This improved attrition rate may also be traced to the improved skills of the industry and workers. From mere data entry and directory assistance tasks, the IT-BPM industry has moved up to the mid-level (analytics and tech support) and high value added services (infrastructure technology).



Rommel  Reginio, SPI Global Holdings, Inc. senior vice president of Customer Relationship Management-Asia Pacific, noted that in the late 1990s the voice piece of the business was very generic but it has now moved up the value chain and expanded into email, chat and social media and multi-channel capability to omni channel.

Likewise, the competence of the workforce has evolved from pure customer support and care to become more empowered function engaging in improving customer loyalty for clients.

They are now involved in a lot of work on increasing and finding revenues for a particular type of company as they get more exposure on data analytics and infrastructure technology-embedded type of work.

The IT-BPM Roadmap 2022 covering 2017-2022 by Frost & Sullivan, which will be released sometime in October, is expected to highlight the human resource challenge.

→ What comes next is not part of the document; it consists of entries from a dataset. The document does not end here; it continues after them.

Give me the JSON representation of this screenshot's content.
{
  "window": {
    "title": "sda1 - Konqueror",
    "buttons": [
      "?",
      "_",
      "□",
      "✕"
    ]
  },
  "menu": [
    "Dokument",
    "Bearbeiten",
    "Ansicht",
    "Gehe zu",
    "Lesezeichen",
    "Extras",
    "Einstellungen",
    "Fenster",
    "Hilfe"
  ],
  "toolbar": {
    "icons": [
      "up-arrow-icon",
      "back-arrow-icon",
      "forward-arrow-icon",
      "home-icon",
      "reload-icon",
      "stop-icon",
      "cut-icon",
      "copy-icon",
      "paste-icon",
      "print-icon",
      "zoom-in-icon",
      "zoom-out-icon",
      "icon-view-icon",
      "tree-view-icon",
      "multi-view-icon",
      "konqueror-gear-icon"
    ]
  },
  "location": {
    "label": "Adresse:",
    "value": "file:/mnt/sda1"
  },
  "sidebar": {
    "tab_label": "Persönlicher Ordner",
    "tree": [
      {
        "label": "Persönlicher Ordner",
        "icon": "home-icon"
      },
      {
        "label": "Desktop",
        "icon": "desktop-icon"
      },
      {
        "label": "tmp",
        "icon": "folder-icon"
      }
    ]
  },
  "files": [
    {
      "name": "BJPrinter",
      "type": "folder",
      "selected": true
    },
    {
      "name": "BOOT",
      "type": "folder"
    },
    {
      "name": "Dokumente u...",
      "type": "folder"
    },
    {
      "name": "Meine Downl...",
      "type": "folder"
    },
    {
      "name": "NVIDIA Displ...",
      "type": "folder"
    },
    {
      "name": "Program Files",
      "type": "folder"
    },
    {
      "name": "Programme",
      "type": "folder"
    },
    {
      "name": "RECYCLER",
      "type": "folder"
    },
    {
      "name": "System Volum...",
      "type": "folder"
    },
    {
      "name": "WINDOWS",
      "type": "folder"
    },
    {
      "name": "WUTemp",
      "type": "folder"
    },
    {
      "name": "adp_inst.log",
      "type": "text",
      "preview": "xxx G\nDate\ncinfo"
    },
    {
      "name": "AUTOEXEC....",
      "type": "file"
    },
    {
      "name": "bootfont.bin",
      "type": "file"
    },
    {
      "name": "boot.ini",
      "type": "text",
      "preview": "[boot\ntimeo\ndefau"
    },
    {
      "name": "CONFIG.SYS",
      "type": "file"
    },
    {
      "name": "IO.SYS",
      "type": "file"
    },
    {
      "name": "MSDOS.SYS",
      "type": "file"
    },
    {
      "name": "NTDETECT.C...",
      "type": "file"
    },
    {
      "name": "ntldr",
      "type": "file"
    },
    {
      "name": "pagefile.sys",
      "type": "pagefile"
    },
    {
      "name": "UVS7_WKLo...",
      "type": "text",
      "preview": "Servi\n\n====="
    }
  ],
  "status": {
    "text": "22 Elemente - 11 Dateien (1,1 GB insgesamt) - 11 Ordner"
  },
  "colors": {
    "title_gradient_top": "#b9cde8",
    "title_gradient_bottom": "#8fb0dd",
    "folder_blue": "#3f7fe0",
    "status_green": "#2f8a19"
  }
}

The Roadmap 2022 Frost & Sullivan study predicts the low end voice or the low skilled tasks to shrink by 28 percent while the mid-skilled growing at 7 percent. Huge opportunities in the high skilled tasks at a high growth rate of 48 percent with more complicated functions driven by digital technology.

The six-year roadmap will consider the fact that only 16.6 percent or $166 billion of the $1-trillion total global sourceable works have been outsourced. This means there are still lots of companies out there that are still discovering the idea of outsourcing. The global IT-BPM industry is projected to grow a CAGR of around 6 percent between 2015 and 2022.

The Philippines, the world’s number one destination for voice services,  got a portion of the outsourcing pie with $22 billion in exports revenues. The target under the 2012-2016 roadmap was for the IT-BPM industry to hit $25 billion this year, end of the roadmap, and 1.3 million indirect employment.  The voice sector accounts for 70 percent of the Philippine IT-BPM industry.

The world’s biggest market is still the United States although its share has declined to 70 percent from 100 percent of total outsourcing industry in the Philippines. Australia, which only discovered the Philippines five years ago, is now the country’s fastest growing outsourcing market for the Philippines, accounting for 30 percent.

Hernandez also announced that about 100 foreign companies are interested in investing in the Philippine outsourcing industry.

Hernandez said this is the first time for CCAP, which is comprised of over 90 company members, to bring in foreign investors for the 11th International Contact Center Conference and Expo on September 27-28 at the Marriott Grand Ballroom.

Prospective investors are a combination of clients, mostly multinational companies, and outsourcing firms themselves, which are still unfamiliar with the Philippine BPO operations. These investors are comprised of captive market or in-house back office and third party outsourcing operators.

“They are not yet here, these are new,” stressed Hernandez adding that once they hear the Philippine winning formula they will surely do business here.